Tertiary education major pillar in Malaysia-UK relationship, says UK high commissioner

Rahmat Khairulrijal and Amira Eizan Azman

KUALA LUMPUR: Tertiary education has always been one of the most important pillars in the bilateral relationship between Malaysia and the United Kingdom.

“We have 20,000 Malaysian students in the UK, which is the second largest after China. We hope they will return after finishing their studies and play a vital role in shaping the nation,” said UK High Commissioner to Malaysia Vicky Treadell at the launch of the Oxford-Jeffrey Cheah Graduate Scholarship at Sunway University, here, today.

She said the initiative would further strengthen the ties between the two excellent educational institutions.

“I would like to congratulate Tan Sri Dr Jeffrey Cheah on yet another impactful initiative, which will help transform the lives of young people by giving them merit-based access to quality education, regardless of their social-economic backgrounds,” she said.

Cheah thanked the University of Oxford for its continued partnership with the Jeffrey Cheah Foundation in helping talented young Malaysians to reach their potential.

“We are honoured to have the continuous support of the University of Oxford and the university’s Brasenose College,” he said.

“We hope to see more young Malaysians fulfil their potential by having the opportunity to learn at one of the top education institutions in the world.

“The Oxford-Jeffrey Cheah Graduate Scholarship came about following the decision by Oxford University in October 2017 to launch a ‘Matched Funding Scheme’,” he said, adding that the scholarship was open to candidates from Asean countries.

The inaugural scholar for the scholarship was awarded to Vivien Ho Wei Wen for three years of doctoral studies in stem cell biology and medicine.

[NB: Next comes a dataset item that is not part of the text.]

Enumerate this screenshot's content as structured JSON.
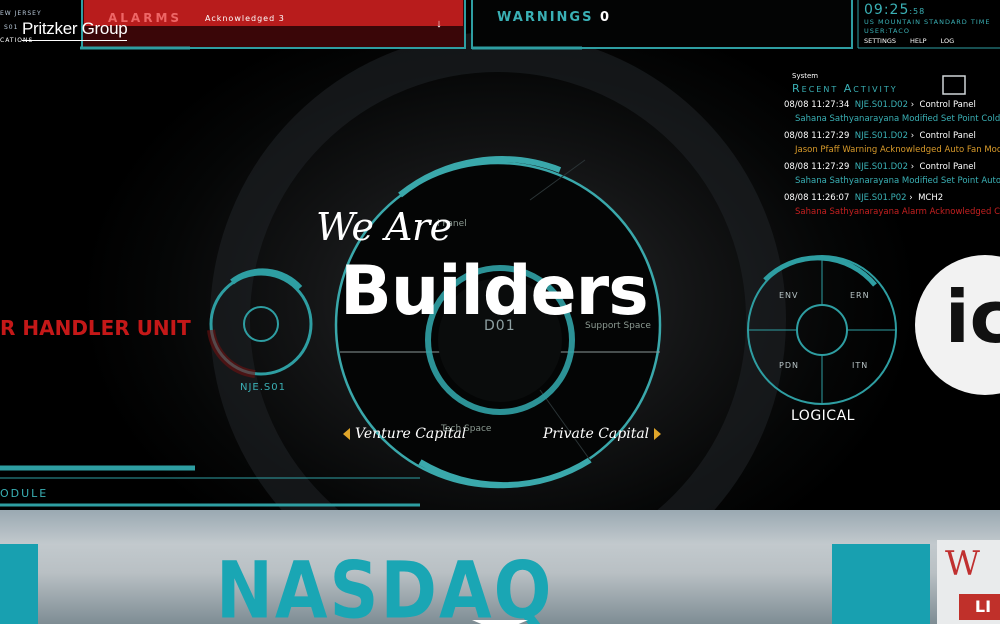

The 20-year-old girl from Ipoh was selected by University of Oxford and Brasenose College based on her exceptional academic record and other activities. © New Straits Times Press (M) Bhd